Nicholas Parsons starts a one man crusade to bring back the cravat
Considered by some (wrong-headed) people as something of a "naff" personality, Nicholas Parsons - best known on these shores for fronting the long-running B.B.C. Radio 4 comedy panel quiz Just A Minute for nearly 50 years since its creation in 1967 and for presenting the British version of the game show Sale Of The Century during the '70s and '80s - initially might not seem the best chap to lead a resurgent charge in cravat-wearing.
But that would be to underestimate the sublime Mr Parsons who, at a frankly amazing 90 years old, is showing no signs of slowing down and certainly could teach the younger generations a thing or three about dressing well. His comments at this year's Edinburgh Festival regarding the cravat (or ascot to our North American cousins) versus the open-necked shirt are a masterfully accurate summation of all that is wrong with the modern man's "smart casual" look and how it could easily be rectified by the splendid little length of neckcloth that was all the rage in the 1930s, '40s & '50s and can trace its origins back to 17th century Croatian mercenaries.
Mr Parsons is spot on when he questions the "attractiveness", or lack thereof, of an open shirt with a suit and the fact that a fellow's bulging Adam's apple is not necessarily what one wants to see walking down the road towards them. He is the very man to start the revival of this noble yet casual form of neckwear and I can assure him that his "one man crusade" has in fact many followers and that, yes, there are chaps out there who definitely share his point of view. I for one have made no secret of my love of cravats; I certainly don't want to subject the general public to my scrawny neck, nor that same neck to a cold-inducing stiff breeze. I would not for one moment say that I have a weak throat/chest, but I have certainly found in the past that an open shirt in anything but the hottest weather has invariably led to a cold. (The latest example being not three weeks ago when starting my new job, which as I mentioned operates a "no tie unless receiving a client" dress code, where I went open-necked for the first 10 days and then promptly caught a snorter of a cold.) With this new work rule I have found myself turning to my [limited] selection of cravats more and more, with a view to adding some new ones to my wardrobe with some recent birthday money.

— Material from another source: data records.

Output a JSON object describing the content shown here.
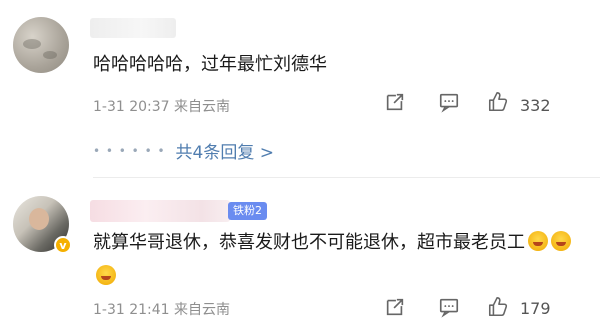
{
  "comments": [
    {
      "text": "哈哈哈哈哈，过年最忙刘德华",
      "time": "1-31 20:37",
      "location": "来自云南",
      "likes": "332",
      "replies_label": "共4条回复 >"
    },
    {
      "fan_badge": "铁粉2",
      "text": "就算华哥退休，恭喜发财也不可能退休，超市最老员工",
      "time": "1-31 21:41",
      "location": "来自云南",
      "likes": "179"
    }
  ],
  "icons": [
    "share-icon",
    "comment-icon",
    "like-icon"
  ]
}
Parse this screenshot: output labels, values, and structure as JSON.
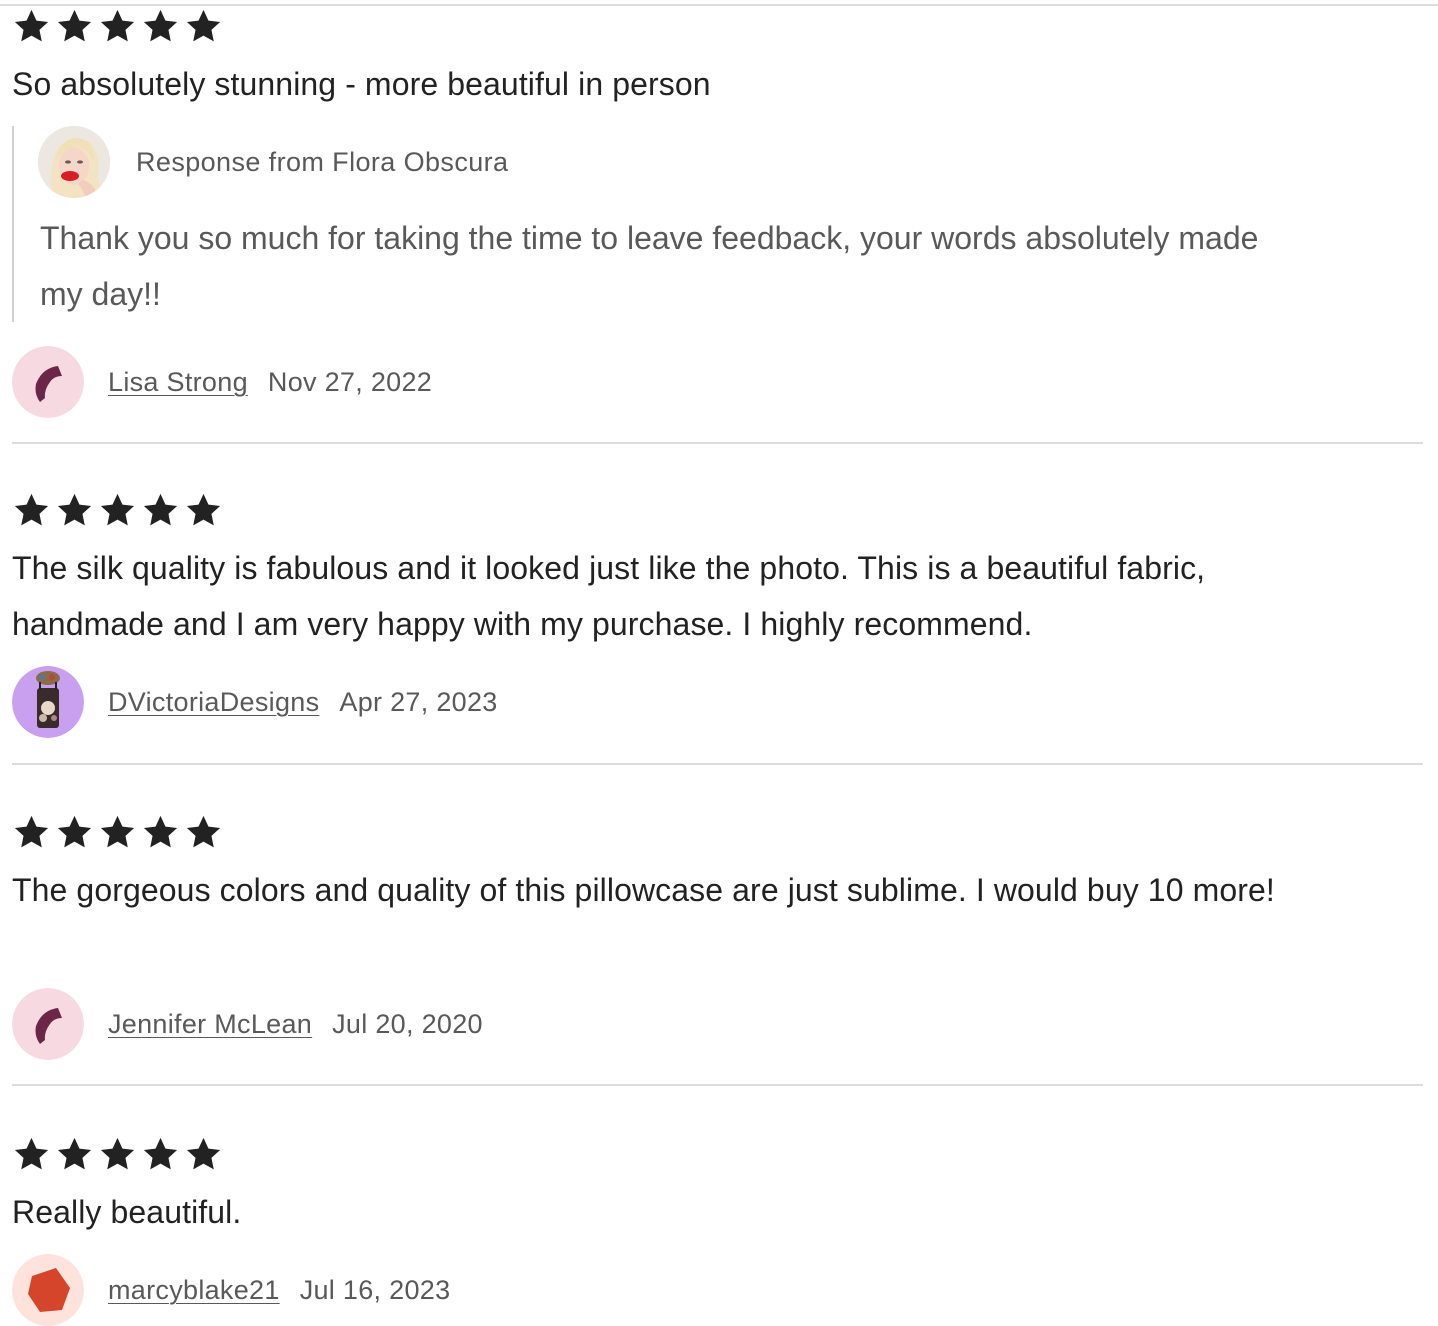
{
  "reviews": [
    {
      "rating": 5,
      "rating_max": 5,
      "text": "So absolutely stunning - more beautiful in person",
      "response": {
        "label": "Response from Flora Obscura",
        "text": "Thank you so much for taking the time to leave feedback, your words absolutely made my day!!"
      },
      "reviewer": "Lisa Strong",
      "date": "Nov 27, 2022",
      "avatar": "default-pink-avatar"
    },
    {
      "rating": 5,
      "rating_max": 5,
      "text": "The silk quality is fabulous and it looked just like the photo. This is a beautiful fabric, handmade and I am very happy with my purchase. I highly recommend.",
      "reviewer": "DVictoriaDesigns",
      "date": "Apr 27, 2023",
      "avatar": "purple-photo-avatar"
    },
    {
      "rating": 5,
      "rating_max": 5,
      "text": "The gorgeous colors and quality of this pillowcase are just sublime. I would buy 10 more!",
      "reviewer": "Jennifer McLean",
      "date": "Jul 20, 2020",
      "avatar": "default-pink-avatar"
    },
    {
      "rating": 5,
      "rating_max": 5,
      "text": "Really beautiful.",
      "reviewer": "marcyblake21",
      "date": "Jul 16, 2023",
      "avatar": "default-red-avatar"
    }
  ],
  "colors": {
    "text": "#222222",
    "muted": "#595959",
    "divider": "#dcdcdc",
    "pink_avatar_bg": "#f6d9e1",
    "pink_avatar_fg": "#6b2648",
    "purple_avatar_bg": "#c99ff0",
    "red_avatar_bg": "#fde3dc",
    "red_avatar_fg": "#d4452a"
  },
  "icons": {
    "star": "filled-star-icon"
  }
}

|Even Superman wears a cravat!|
Online shops that sell cravats are few and far between in this blogger's experience but other than the aforementioned emporium I can only suggest two or three others. If you want to go down the traditional route and wear proper vintage cravats then that well-known provider of original men's fashions from the 1920s onwards, Savvy Row, has a jolly decent selection of rayon examples from the '50s and '60s - in a wonderful array of colours and patterns - for very reasonable prices.
|1950s/60s Vintage Red/Gold Paisley pattern|
rayon cravat, £12 + p&p @ Savvy Row
Another online store with a fine selection of cravats is Woods of Shropshire. Although not quite as wide a range as the others and with more than a couple of wedding-style "scrunchies" in the mix, there's a fair choice of patterns at a more than fair price.
Darcy Clothing, of whom I have had some previous experience albeit not in the neckwear department, also have a small range of cravats - mainly in the ubiquitous polka dot style, although there is nothing wrong with that! As befitting a company that also supplies costumes to period dramas they also have one or two from the 18th century if channelling the spirit of Beau Brummell is your ultimate aim!
|Quest For Fire Yellow Fine Silk cravat,|
£34.99 (free delivery) @ Swagger & Swoon
|Richmond Check cotton day cravat, £16.99 (+p&p) @ Tom Sawer Waistcoats|
So, provided one knows where to look (something I hope I've helped you with today!), there's really nothing to stop any tie-phobic johnnies wishing to add a bit of colour and panache to their otherwise unattractive shirt and suit joining Nicholas Parsons, G.M. Norton and myself (plus I'm sure many others - make yourselves known gentlemen!). I've even thought of a great hashtag whatsit to help spread the word - #bringbackcravats. Come on chaps, you know it makes sense!